Repeat every line of the data exactly, but not the pictures.
:::::
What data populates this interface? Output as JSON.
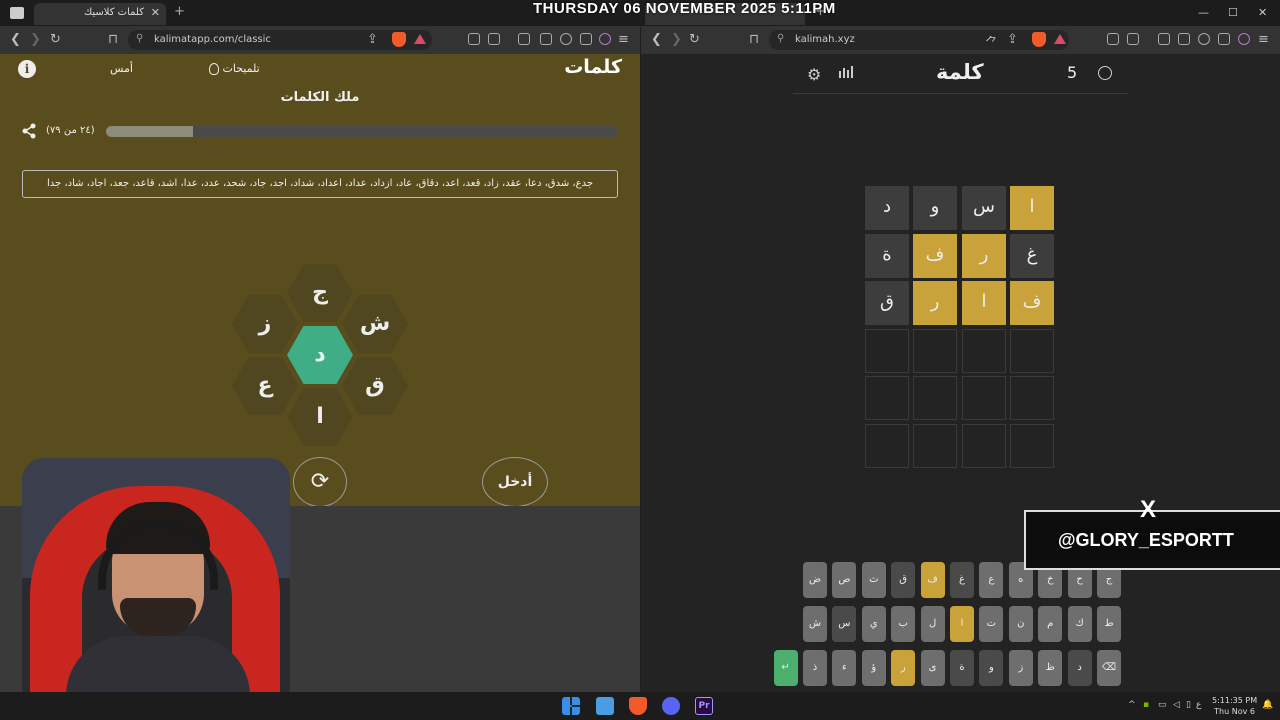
{
  "overlay": {
    "date_text": "THURSDAY 06 NOVEMBER 2025 5:11PM"
  },
  "left_browser": {
    "tab_title": "كلمات كلاسيك",
    "url": "kalimatapp.com/classic"
  },
  "right_browser": {
    "url": "kalimah.xyz"
  },
  "kalimat_app": {
    "logo": "كلمات",
    "hints_label": "تلميحات",
    "yesterday_label": "أمس",
    "info_icon": "i",
    "rank_title": "ملك الكلمات",
    "progress_text": "(٢٤ من ٧٩)",
    "progress_fraction": 0.17,
    "found_words": "جدع، شدق، دعا، عقد، زاد، قعد، اعد، دقاق، عاد، ازداد، عداد، اعداد، شداد، اجد، جاد، شحد، عدد، عدا، اشد، قاعد، جعد، اجاد، شاد، جدا",
    "letters": {
      "center": "د",
      "top": "ج",
      "top_right": "ش",
      "bottom_right": "ق",
      "bottom": "ا",
      "bottom_left": "ع",
      "top_left": "ز"
    },
    "shuffle_icon": "⟳",
    "enter_label": "أدخل"
  },
  "kalimah_app": {
    "logo": "كلمة",
    "streak": "5",
    "board": [
      {
        "letters": [
          "ا",
          "س",
          "و",
          "د"
        ],
        "states": [
          "gold",
          "gray",
          "gray",
          "gray"
        ]
      },
      {
        "letters": [
          "غ",
          "ر",
          "ف",
          "ة"
        ],
        "states": [
          "gray",
          "gold",
          "gold",
          "gray"
        ]
      },
      {
        "letters": [
          "ف",
          "ا",
          "ر",
          "ق"
        ],
        "states": [
          "gold",
          "gold",
          "gold",
          "gray"
        ]
      },
      {
        "letters": [
          "",
          "",
          "",
          ""
        ],
        "states": [
          "empty",
          "empty",
          "empty",
          "empty"
        ]
      },
      {
        "letters": [
          "",
          "",
          "",
          ""
        ],
        "states": [
          "empty",
          "empty",
          "empty",
          "empty"
        ]
      },
      {
        "letters": [
          "",
          "",
          "",
          ""
        ],
        "states": [
          "empty",
          "empty",
          "empty",
          "empty"
        ]
      }
    ],
    "keyboard": [
      [
        {
          "k": "ج",
          "s": ""
        },
        {
          "k": "ح",
          "s": ""
        },
        {
          "k": "خ",
          "s": ""
        },
        {
          "k": "ه",
          "s": ""
        },
        {
          "k": "ع",
          "s": ""
        },
        {
          "k": "غ",
          "s": "dark"
        },
        {
          "k": "ف",
          "s": "gold"
        },
        {
          "k": "ق",
          "s": "dark"
        },
        {
          "k": "ث",
          "s": ""
        },
        {
          "k": "ص",
          "s": ""
        },
        {
          "k": "ض",
          "s": ""
        }
      ],
      [
        {
          "k": "ط",
          "s": ""
        },
        {
          "k": "ك",
          "s": ""
        },
        {
          "k": "م",
          "s": ""
        },
        {
          "k": "ن",
          "s": ""
        },
        {
          "k": "ت",
          "s": ""
        },
        {
          "k": "ا",
          "s": "gold"
        },
        {
          "k": "ل",
          "s": ""
        },
        {
          "k": "ب",
          "s": ""
        },
        {
          "k": "ي",
          "s": ""
        },
        {
          "k": "س",
          "s": "dark"
        },
        {
          "k": "ش",
          "s": ""
        }
      ],
      [
        {
          "k": "⌫",
          "s": ""
        },
        {
          "k": "د",
          "s": "dark"
        },
        {
          "k": "ظ",
          "s": ""
        },
        {
          "k": "ز",
          "s": ""
        },
        {
          "k": "و",
          "s": "dark"
        },
        {
          "k": "ة",
          "s": "dark"
        },
        {
          "k": "ى",
          "s": ""
        },
        {
          "k": "ر",
          "s": "gold"
        },
        {
          "k": "ؤ",
          "s": ""
        },
        {
          "k": "ء",
          "s": ""
        },
        {
          "k": "ذ",
          "s": ""
        },
        {
          "k": "↵",
          "s": "green"
        }
      ]
    ]
  },
  "social": {
    "handle": "@GLORY_ESPORTT",
    "platform_icon": "X"
  },
  "taskbar": {
    "time": "5:11:35 PM",
    "date": "Thu Nov 6",
    "lang": "ع"
  }
}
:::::
- [Response to the exercise]
What data populates this interface? Output as JSON.
{
  "overlay": {
    "date_text": "THURSDAY 06 NOVEMBER 2025 5:11PM"
  },
  "left_browser": {
    "tab_title": "كلمات كلاسيك",
    "url": "kalimatapp.com/classic"
  },
  "right_browser": {
    "url": "kalimah.xyz"
  },
  "kalimat_app": {
    "logo": "كلمات",
    "hints_label": "تلميحات",
    "yesterday_label": "أمس",
    "info_icon": "i",
    "rank_title": "ملك الكلمات",
    "progress_text": "(٢٤ من ٧٩)",
    "progress_fraction": 0.17,
    "found_words": "جدع، شدق، دعا، عقد، زاد، قعد، اعد، دقاق، عاد، ازداد، عداد، اعداد، شداد، اجد، جاد، شحد، عدد، عدا، اشد، قاعد، جعد، اجاد، شاد، جدا",
    "letters": {
      "center": "د",
      "top": "ج",
      "top_right": "ش",
      "bottom_right": "ق",
      "bottom": "ا",
      "bottom_left": "ع",
      "top_left": "ز"
    },
    "shuffle_icon": "⟳",
    "enter_label": "أدخل"
  },
  "kalimah_app": {
    "logo": "كلمة",
    "streak": "5",
    "board": [
      {
        "letters": [
          "ا",
          "س",
          "و",
          "د"
        ],
        "states": [
          "gold",
          "gray",
          "gray",
          "gray"
        ]
      },
      {
        "letters": [
          "غ",
          "ر",
          "ف",
          "ة"
        ],
        "states": [
          "gray",
          "gold",
          "gold",
          "gray"
        ]
      },
      {
        "letters": [
          "ف",
          "ا",
          "ر",
          "ق"
        ],
        "states": [
          "gold",
          "gold",
          "gold",
          "gray"
        ]
      },
      {
        "letters": [
          "",
          "",
          "",
          ""
        ],
        "states": [
          "empty",
          "empty",
          "empty",
          "empty"
        ]
      },
      {
        "letters": [
          "",
          "",
          "",
          ""
        ],
        "states": [
          "empty",
          "empty",
          "empty",
          "empty"
        ]
      },
      {
        "letters": [
          "",
          "",
          "",
          ""
        ],
        "states": [
          "empty",
          "empty",
          "empty",
          "empty"
        ]
      }
    ],
    "keyboard": [
      [
        {
          "k": "ج",
          "s": ""
        },
        {
          "k": "ح",
          "s": ""
        },
        {
          "k": "خ",
          "s": ""
        },
        {
          "k": "ه",
          "s": ""
        },
        {
          "k": "ع",
          "s": ""
        },
        {
          "k": "غ",
          "s": "dark"
        },
        {
          "k": "ف",
          "s": "gold"
        },
        {
          "k": "ق",
          "s": "dark"
        },
        {
          "k": "ث",
          "s": ""
        },
        {
          "k": "ص",
          "s": ""
        },
        {
          "k": "ض",
          "s": ""
        }
      ],
      [
        {
          "k": "ط",
          "s": ""
        },
        {
          "k": "ك",
          "s": ""
        },
        {
          "k": "م",
          "s": ""
        },
        {
          "k": "ن",
          "s": ""
        },
        {
          "k": "ت",
          "s": ""
        },
        {
          "k": "ا",
          "s": "gold"
        },
        {
          "k": "ل",
          "s": ""
        },
        {
          "k": "ب",
          "s": ""
        },
        {
          "k": "ي",
          "s": ""
        },
        {
          "k": "س",
          "s": "dark"
        },
        {
          "k": "ش",
          "s": ""
        }
      ],
      [
        {
          "k": "⌫",
          "s": ""
        },
        {
          "k": "د",
          "s": "dark"
        },
        {
          "k": "ظ",
          "s": ""
        },
        {
          "k": "ز",
          "s": ""
        },
        {
          "k": "و",
          "s": "dark"
        },
        {
          "k": "ة",
          "s": "dark"
        },
        {
          "k": "ى",
          "s": ""
        },
        {
          "k": "ر",
          "s": "gold"
        },
        {
          "k": "ؤ",
          "s": ""
        },
        {
          "k": "ء",
          "s": ""
        },
        {
          "k": "ذ",
          "s": ""
        },
        {
          "k": "↵",
          "s": "green"
        }
      ]
    ]
  },
  "social": {
    "handle": "@GLORY_ESPORTT",
    "platform_icon": "X"
  },
  "taskbar": {
    "time": "5:11:35 PM",
    "date": "Thu Nov 6",
    "lang": "ع"
  }
}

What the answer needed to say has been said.